» **WORK TO COMPLETE**: Produce the records again in full, exactly as shown below.

» **DATA RECORDS**:

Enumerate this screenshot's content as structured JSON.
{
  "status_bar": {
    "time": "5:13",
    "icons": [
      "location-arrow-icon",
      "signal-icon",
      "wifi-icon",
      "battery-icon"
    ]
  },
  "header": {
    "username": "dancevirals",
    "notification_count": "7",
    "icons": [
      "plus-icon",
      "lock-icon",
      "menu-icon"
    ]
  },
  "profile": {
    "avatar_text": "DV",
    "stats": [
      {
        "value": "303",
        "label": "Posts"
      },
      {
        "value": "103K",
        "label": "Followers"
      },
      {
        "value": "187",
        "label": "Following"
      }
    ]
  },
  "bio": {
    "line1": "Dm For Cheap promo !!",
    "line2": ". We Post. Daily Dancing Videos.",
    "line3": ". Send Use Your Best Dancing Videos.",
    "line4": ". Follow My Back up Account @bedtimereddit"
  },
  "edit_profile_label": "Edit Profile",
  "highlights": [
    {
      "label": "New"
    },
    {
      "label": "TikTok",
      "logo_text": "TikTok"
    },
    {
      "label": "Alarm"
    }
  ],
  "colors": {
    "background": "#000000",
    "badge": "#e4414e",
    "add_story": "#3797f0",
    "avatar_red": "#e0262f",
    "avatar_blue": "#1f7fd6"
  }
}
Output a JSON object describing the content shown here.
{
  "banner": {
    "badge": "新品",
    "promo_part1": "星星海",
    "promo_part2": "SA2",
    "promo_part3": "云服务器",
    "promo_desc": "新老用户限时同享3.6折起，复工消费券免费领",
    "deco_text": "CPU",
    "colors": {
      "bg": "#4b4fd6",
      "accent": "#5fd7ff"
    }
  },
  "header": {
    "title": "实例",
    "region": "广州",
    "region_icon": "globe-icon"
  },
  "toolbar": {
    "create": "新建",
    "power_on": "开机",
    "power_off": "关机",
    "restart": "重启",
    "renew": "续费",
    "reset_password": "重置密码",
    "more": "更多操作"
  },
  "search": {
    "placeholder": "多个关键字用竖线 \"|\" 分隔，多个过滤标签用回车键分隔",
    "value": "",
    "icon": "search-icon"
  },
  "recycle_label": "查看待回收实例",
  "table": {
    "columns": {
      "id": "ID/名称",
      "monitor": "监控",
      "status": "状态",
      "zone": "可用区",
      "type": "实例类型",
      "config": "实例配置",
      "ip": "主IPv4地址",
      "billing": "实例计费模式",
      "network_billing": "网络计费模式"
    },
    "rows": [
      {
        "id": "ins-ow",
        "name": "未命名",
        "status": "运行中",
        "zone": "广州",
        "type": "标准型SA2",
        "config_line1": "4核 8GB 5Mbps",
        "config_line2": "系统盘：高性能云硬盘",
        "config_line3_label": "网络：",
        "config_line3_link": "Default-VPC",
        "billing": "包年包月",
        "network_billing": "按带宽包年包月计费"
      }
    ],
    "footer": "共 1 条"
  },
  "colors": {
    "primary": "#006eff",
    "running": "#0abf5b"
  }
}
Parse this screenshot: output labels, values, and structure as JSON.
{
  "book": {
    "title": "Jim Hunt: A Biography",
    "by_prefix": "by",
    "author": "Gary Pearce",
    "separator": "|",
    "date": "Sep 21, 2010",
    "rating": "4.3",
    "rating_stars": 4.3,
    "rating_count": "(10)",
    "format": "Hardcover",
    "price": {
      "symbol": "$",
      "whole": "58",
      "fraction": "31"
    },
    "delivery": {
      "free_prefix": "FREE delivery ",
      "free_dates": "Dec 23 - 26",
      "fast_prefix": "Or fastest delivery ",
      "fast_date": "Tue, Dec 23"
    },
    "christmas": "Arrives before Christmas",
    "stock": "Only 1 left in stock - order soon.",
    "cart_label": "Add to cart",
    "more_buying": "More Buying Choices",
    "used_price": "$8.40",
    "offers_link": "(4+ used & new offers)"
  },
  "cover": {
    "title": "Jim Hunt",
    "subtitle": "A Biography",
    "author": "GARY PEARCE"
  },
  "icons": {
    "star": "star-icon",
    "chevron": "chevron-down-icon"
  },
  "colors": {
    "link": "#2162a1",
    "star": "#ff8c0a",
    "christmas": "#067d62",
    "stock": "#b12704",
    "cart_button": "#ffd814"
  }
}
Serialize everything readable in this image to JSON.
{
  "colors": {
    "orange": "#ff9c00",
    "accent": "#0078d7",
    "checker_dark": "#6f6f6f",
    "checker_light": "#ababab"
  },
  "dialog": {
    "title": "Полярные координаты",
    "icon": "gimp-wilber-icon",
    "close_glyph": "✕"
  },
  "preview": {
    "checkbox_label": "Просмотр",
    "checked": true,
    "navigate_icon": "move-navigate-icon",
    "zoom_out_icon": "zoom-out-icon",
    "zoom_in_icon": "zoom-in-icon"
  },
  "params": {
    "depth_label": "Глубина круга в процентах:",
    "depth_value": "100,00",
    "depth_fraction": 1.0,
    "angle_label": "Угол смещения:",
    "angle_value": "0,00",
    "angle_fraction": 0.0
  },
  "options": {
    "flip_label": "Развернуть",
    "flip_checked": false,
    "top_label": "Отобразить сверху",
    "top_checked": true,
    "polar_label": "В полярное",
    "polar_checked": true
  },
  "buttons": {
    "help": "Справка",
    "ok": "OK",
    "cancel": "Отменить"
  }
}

» **TASK SOLUTION**:
Enumerate this screenshot's content as structured JSON.
{
  "status_bar": {
    "time": "5:13",
    "icons": [
      "location-arrow-icon",
      "signal-icon",
      "wifi-icon",
      "battery-icon"
    ]
  },
  "header": {
    "username": "dancevirals",
    "notification_count": "7",
    "icons": [
      "plus-icon",
      "lock-icon",
      "menu-icon"
    ]
  },
  "profile": {
    "avatar_text": "DV",
    "stats": [
      {
        "value": "303",
        "label": "Posts"
      },
      {
        "value": "103K",
        "label": "Followers"
      },
      {
        "value": "187",
        "label": "Following"
      }
    ]
  },
  "bio": {
    "line1": "Dm For Cheap promo !!",
    "line2": ". We Post. Daily Dancing Videos.",
    "line3": ". Send Use Your Best Dancing Videos.",
    "line4": ". Follow My Back up Account @bedtimereddit"
  },
  "edit_profile_label": "Edit Profile",
  "highlights": [
    {
      "label": "New"
    },
    {
      "label": "TikTok",
      "logo_text": "TikTok"
    },
    {
      "label": "Alarm"
    }
  ],
  "colors": {
    "background": "#000000",
    "badge": "#e4414e",
    "add_story": "#3797f0",
    "avatar_red": "#e0262f",
    "avatar_blue": "#1f7fd6"
  }
}
Output a JSON object describing the content shown here.
{
  "banner": {
    "badge": "新品",
    "promo_part1": "星星海",
    "promo_part2": "SA2",
    "promo_part3": "云服务器",
    "promo_desc": "新老用户限时同享3.6折起，复工消费券免费领",
    "deco_text": "CPU",
    "colors": {
      "bg": "#4b4fd6",
      "accent": "#5fd7ff"
    }
  },
  "header": {
    "title": "实例",
    "region": "广州",
    "region_icon": "globe-icon"
  },
  "toolbar": {
    "create": "新建",
    "power_on": "开机",
    "power_off": "关机",
    "restart": "重启",
    "renew": "续费",
    "reset_password": "重置密码",
    "more": "更多操作"
  },
  "search": {
    "placeholder": "多个关键字用竖线 \"|\" 分隔，多个过滤标签用回车键分隔",
    "value": "",
    "icon": "search-icon"
  },
  "recycle_label": "查看待回收实例",
  "table": {
    "columns": {
      "id": "ID/名称",
      "monitor": "监控",
      "status": "状态",
      "zone": "可用区",
      "type": "实例类型",
      "config": "实例配置",
      "ip": "主IPv4地址",
      "billing": "实例计费模式",
      "network_billing": "网络计费模式"
    },
    "rows": [
      {
        "id": "ins-ow",
        "name": "未命名",
        "status": "运行中",
        "zone": "广州",
        "type": "标准型SA2",
        "config_line1": "4核 8GB 5Mbps",
        "config_line2": "系统盘：高性能云硬盘",
        "config_line3_label": "网络：",
        "config_line3_link": "Default-VPC",
        "billing": "包年包月",
        "network_billing": "按带宽包年包月计费"
      }
    ],
    "footer": "共 1 条"
  },
  "colors": {
    "primary": "#006eff",
    "running": "#0abf5b"
  }
}
Parse this screenshot: output labels, values, and structure as JSON.
{
  "book": {
    "title": "Jim Hunt: A Biography",
    "by_prefix": "by",
    "author": "Gary Pearce",
    "separator": "|",
    "date": "Sep 21, 2010",
    "rating": "4.3",
    "rating_stars": 4.3,
    "rating_count": "(10)",
    "format": "Hardcover",
    "price": {
      "symbol": "$",
      "whole": "58",
      "fraction": "31"
    },
    "delivery": {
      "free_prefix": "FREE delivery ",
      "free_dates": "Dec 23 - 26",
      "fast_prefix": "Or fastest delivery ",
      "fast_date": "Tue, Dec 23"
    },
    "christmas": "Arrives before Christmas",
    "stock": "Only 1 left in stock - order soon.",
    "cart_label": "Add to cart",
    "more_buying": "More Buying Choices",
    "used_price": "$8.40",
    "offers_link": "(4+ used & new offers)"
  },
  "cover": {
    "title": "Jim Hunt",
    "subtitle": "A Biography",
    "author": "GARY PEARCE"
  },
  "icons": {
    "star": "star-icon",
    "chevron": "chevron-down-icon"
  },
  "colors": {
    "link": "#2162a1",
    "star": "#ff8c0a",
    "christmas": "#067d62",
    "stock": "#b12704",
    "cart_button": "#ffd814"
  }
}
Serialize everything readable in this image to JSON.
{
  "colors": {
    "orange": "#ff9c00",
    "accent": "#0078d7",
    "checker_dark": "#6f6f6f",
    "checker_light": "#ababab"
  },
  "dialog": {
    "title": "Полярные координаты",
    "icon": "gimp-wilber-icon",
    "close_glyph": "✕"
  },
  "preview": {
    "checkbox_label": "Просмотр",
    "checked": true,
    "navigate_icon": "move-navigate-icon",
    "zoom_out_icon": "zoom-out-icon",
    "zoom_in_icon": "zoom-in-icon"
  },
  "params": {
    "depth_label": "Глубина круга в процентах:",
    "depth_value": "100,00",
    "depth_fraction": 1.0,
    "angle_label": "Угол смещения:",
    "angle_value": "0,00",
    "angle_fraction": 0.0
  },
  "options": {
    "flip_label": "Развернуть",
    "flip_checked": false,
    "top_label": "Отобразить сверху",
    "top_checked": true,
    "polar_label": "В полярное",
    "polar_checked": true
  },
  "buttons": {
    "help": "Справка",
    "ok": "OK",
    "cancel": "Отменить"
  }
}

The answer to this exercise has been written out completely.